We also asked Richard why it is so difficult to set term limits for Congress. Unfortunately, Congress themselves have to vote to amend their term limits via a constitutional amendment. As former US representative Bob Inglis said, “asking and incumbent member of Congress to vote for term limits is a bit like asking a chicken to vote for Colonel Sanders.”
Richard also noted that most incumbents represent districts with a high concentration of voters from their own political party. These congressmen can and often are in office for the rest of their lives, particularly if the voters do not research other options. Although the vast majority of incumbents are returned to office, there was one semi-exception recently, when former Senator Jeff Sessions lost a primary election when trying to win back his old senate seat. His chances in that election were reduced when the president endorsed his primary opponent. DeNapoli shared with us that there have been some Congressional leaders that have voluntarily stepped down despite the race being theirs to win to allow their district to bring in fresh leadership. Whenever a leader in a company, in a government, or in any type of organization recognizes the benefit to both them and their colleagues by allowing for a new regime to ascend to power, they are to be admired. President Harry Truman said that “Term limits would cure both senility and seniority-both terrible legislative diseases.” Healthy candidates in government or business do not become complacent. If we can’t impose term limits, maybe we should add mandatory annual reviews and training on public servitude
In these unprecedented times of the coronavirus and mass protests, people automatically blame the President when issues arise. And yet, America’s governmental system includes a careful arrangement of checks and balances, with powers divided between the federal government, state governments, and local governments. Dictatorships concentrate as much power as possible in the central regime, but the principle of subsidiarity requires that tasks should be executed at the most local possible level. If you want to meet Richard or find out who your local precinct committeeman or precinct committeewoman is, he can be reached at 954-488-1890 or firstname.lastname@example.org.

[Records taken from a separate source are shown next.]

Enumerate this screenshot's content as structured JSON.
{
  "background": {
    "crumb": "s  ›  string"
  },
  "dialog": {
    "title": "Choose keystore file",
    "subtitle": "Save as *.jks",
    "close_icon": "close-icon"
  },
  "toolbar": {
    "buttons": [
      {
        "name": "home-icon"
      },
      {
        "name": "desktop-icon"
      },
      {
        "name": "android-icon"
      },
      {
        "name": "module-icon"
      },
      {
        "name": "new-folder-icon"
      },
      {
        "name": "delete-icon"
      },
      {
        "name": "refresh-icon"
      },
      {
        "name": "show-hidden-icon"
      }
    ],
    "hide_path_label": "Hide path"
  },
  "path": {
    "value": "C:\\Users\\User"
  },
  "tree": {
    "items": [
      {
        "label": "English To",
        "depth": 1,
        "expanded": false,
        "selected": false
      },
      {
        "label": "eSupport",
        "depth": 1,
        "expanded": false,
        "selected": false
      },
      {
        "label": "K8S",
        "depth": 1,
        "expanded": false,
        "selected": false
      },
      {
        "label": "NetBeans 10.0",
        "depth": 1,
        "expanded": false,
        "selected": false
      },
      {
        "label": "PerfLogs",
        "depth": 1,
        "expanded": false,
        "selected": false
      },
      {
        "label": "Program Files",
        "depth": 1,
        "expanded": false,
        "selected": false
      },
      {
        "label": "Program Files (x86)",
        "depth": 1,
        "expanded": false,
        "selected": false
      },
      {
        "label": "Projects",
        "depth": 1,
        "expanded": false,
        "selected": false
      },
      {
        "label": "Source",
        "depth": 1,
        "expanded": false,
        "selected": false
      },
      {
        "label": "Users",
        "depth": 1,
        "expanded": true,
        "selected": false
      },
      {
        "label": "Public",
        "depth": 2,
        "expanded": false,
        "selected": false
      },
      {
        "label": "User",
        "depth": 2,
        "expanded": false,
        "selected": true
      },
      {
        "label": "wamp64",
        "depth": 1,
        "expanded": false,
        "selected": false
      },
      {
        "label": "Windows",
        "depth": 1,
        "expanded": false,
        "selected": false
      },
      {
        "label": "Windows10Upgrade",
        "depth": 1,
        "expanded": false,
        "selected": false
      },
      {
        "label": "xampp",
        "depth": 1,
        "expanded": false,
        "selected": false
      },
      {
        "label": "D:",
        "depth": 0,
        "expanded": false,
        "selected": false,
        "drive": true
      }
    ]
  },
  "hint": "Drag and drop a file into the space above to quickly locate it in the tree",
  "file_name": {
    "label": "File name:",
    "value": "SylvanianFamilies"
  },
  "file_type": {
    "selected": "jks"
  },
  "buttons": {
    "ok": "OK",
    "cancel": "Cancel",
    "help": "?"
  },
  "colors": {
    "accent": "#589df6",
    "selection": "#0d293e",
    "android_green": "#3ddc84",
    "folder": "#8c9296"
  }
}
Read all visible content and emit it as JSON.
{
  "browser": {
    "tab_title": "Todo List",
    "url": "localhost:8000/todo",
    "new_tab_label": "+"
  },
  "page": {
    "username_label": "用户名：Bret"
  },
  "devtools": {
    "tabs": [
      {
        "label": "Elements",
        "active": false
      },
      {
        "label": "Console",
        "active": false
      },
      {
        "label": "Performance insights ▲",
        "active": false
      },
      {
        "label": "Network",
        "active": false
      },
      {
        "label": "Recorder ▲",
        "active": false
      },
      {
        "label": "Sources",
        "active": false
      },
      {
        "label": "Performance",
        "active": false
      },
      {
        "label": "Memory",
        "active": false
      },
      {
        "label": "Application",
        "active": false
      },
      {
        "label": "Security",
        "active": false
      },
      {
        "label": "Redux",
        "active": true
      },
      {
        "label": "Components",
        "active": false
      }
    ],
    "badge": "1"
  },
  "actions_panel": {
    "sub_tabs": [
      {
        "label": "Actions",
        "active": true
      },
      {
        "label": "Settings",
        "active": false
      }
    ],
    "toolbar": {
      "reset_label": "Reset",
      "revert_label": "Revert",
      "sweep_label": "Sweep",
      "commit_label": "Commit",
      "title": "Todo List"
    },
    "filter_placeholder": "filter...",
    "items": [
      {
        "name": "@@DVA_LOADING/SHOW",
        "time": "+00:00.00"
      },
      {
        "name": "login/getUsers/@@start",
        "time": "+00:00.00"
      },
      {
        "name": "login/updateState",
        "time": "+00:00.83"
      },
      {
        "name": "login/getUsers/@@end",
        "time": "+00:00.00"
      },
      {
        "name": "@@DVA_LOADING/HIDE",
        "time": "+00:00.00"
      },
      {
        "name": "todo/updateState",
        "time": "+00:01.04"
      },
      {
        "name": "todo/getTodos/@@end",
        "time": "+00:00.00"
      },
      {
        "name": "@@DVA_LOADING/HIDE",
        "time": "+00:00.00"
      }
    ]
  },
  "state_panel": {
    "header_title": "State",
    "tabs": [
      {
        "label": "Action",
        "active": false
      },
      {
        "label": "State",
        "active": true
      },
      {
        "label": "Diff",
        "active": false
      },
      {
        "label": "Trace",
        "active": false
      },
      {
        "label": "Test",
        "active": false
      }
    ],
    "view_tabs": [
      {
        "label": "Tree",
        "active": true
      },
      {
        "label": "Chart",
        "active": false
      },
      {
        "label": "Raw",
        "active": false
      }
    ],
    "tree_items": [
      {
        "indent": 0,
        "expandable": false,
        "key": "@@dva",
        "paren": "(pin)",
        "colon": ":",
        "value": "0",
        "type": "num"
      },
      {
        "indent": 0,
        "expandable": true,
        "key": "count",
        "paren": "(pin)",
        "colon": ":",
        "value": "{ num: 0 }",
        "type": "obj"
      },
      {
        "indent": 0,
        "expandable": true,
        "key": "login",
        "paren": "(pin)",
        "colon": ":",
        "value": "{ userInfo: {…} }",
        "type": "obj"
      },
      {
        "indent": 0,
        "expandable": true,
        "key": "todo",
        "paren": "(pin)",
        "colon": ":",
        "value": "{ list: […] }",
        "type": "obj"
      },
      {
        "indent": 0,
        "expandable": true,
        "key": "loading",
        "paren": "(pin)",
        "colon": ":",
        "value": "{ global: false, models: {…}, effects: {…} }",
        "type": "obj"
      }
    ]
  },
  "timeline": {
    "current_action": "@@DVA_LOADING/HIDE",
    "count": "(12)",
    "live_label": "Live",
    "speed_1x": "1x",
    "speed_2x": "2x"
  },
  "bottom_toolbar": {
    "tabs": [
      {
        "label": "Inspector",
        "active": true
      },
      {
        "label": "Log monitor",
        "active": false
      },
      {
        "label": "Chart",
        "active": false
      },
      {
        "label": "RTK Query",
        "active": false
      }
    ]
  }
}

Your vote counts. Whom you vote for matters, and in many ways, it is no different from being prepared for your next OAC or supervisor meeting. Hopefully you will take time to switch off the news and social media, study the facts and meet the people first hand who want your vote.
See You At The Polls,